OBOMSAWIN: I think that often, the media does a lot of curating of what exactly is seen and how things are presented, and I really wanted to talk about that in an explicit way. You know, during those - the BLM uprisings and everything, we saw the phone recordings - right? - of people taking it into their own hands to try to document injustices that are happening. And then the media came back a lot of times with, you know, explicit footage of cops kneeling and, you know, cops hugging protesters and all this stuff. And I think it's the marriage of the media and law enforcement.

(SOUNDBITE OF LULA WILES SONG, "IN DREAMS")

KELLY: The very first song on this album, "In Dreams" - I read that it was inspired by James Baldwin.

(SOUNDBITE OF SONG, "IN DREAMS")

LULA WILES: (Singing) How am I supposed to know what to do with it, what to say, what to play up or play down? Ooh (ph), freedom.

OBOMSAWIN: So this is Mali speaking. I wrote that song. The song was really inspired by actually going down the YouTube rabbit hole of watching a lot of James Baldwin speeches. I think I said this in a quote. So I don't mean to quote myself.

BUCKLAND: (Laughter).

OBOMSAWIN: But I think I just said it the right way that time that he had such an incredible way of expressing profane realities, right? And I feel as an Indigenous woman, an Abenaki woman, I experience a lot of profane realities and cognitive dissonances.

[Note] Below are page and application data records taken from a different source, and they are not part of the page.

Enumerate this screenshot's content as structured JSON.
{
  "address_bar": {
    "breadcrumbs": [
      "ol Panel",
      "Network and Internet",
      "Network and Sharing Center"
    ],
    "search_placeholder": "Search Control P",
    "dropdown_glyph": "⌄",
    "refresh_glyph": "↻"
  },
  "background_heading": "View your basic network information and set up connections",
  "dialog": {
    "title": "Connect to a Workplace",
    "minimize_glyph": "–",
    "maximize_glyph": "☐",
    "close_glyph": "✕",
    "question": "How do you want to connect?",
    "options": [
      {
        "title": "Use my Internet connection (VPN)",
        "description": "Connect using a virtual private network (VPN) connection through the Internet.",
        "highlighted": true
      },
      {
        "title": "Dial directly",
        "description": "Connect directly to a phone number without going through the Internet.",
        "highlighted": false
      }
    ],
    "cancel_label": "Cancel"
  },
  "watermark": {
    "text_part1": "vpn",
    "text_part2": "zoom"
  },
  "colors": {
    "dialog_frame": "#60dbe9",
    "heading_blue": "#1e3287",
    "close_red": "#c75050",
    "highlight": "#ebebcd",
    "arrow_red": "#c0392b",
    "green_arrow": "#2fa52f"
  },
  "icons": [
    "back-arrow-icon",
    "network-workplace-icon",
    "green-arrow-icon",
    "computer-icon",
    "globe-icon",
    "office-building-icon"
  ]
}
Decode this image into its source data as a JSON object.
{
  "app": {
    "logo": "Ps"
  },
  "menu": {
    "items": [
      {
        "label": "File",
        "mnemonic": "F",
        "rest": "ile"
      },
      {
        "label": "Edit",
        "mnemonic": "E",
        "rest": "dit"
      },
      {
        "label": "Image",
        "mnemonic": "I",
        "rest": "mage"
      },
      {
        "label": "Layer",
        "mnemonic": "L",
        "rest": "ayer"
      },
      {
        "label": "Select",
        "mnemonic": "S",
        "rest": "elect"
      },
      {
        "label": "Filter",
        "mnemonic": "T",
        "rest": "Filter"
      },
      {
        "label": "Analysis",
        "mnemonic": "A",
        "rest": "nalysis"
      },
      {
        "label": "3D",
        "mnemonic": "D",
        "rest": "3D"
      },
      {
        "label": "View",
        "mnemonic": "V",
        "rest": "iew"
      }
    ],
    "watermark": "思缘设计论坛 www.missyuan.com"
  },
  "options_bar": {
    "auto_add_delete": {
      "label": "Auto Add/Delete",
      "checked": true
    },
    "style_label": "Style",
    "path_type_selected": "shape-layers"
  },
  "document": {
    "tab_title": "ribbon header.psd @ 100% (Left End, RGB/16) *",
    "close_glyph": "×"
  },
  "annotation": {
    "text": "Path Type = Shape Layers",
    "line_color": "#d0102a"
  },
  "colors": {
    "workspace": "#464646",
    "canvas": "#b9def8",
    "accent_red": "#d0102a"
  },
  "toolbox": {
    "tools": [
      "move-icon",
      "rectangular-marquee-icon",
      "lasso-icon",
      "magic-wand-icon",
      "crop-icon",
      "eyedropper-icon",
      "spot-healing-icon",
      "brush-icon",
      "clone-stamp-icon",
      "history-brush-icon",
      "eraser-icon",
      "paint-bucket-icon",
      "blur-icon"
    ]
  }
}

(SOUNDBITE OF LULA WILES SONG, "IN DREAMS")

KELLY: Mali, you are Native American. The other two of you are white. And I raise that because your writing and singing about, you know, race and protest to do with race and this whole national reckoning that's been underway. And I wonder how each of you thought about your road to engaging in that national conversation. Like, how do you find a toehold in?

BUCKLAND: This is Eleanor speaking, and I'm so glad you asked that question. And I think definitely a big part of this record - this idea of being in the space of discomfort, of growing and really looking at oneself. And, yeah, as you say, I'm white, and Isa is white, and we both have really wanted to not take up the microphone and space of telling stories that aren't our own but trying to support and uplift those stories. And, you know, as a band, that's really important to us.

(SOUNDBITE OF SONG)

LULA WILES: (Singing) I would take you there. I would make you care about people like me and my friends. Do you really want the world to end? Do you...

BURKE: This is Isa speaking. I think that for me and I think for Eleanor, too, like, one thing that I come back to a lot is that, like, I'm really - you know, I'm really grateful to Mali for how gracious she has been in, like, educating her white bandmates. There's so much that I didn't know. In the way that I present myself publicly, I don't ever want to act like I'm an expert on anything really (laughter).

BUCKLAND: Yeah. If I can jump in - this is Eleanor. I agree with everything Isa said. And I think it's not just as well, like, publicly but also in our interpersonal lives, it's really trying to take accountability for those things I've done in the past and might continue to do and that it's not about never being wrong. It's always about learning and acknowledging that harm potentially.

(SOUNDBITE OF MUSIC)

KELLY: Well, this was a pleasure. Thank you, all three of you, for taking the time and talking to us.

BURKE: Thank you so much for having us.

OBOMSAWIN: I really appreciate.

BUCKLAND: Thank you.

KELLY: Eleanor Buckland, Isa Burke and Mali Obomsawin - they make up the band Lula Wiles. Their new album is called "Shame And Sedition." It's out tomorrow on Smithsonian Folkways.

(SOUNDBITE OF SONG, "OH MY GOD")

LULA WILES: (Singing) Do you hear the shimmer of the sharpening blade? Transcript provided by NPR, Copyright NPR.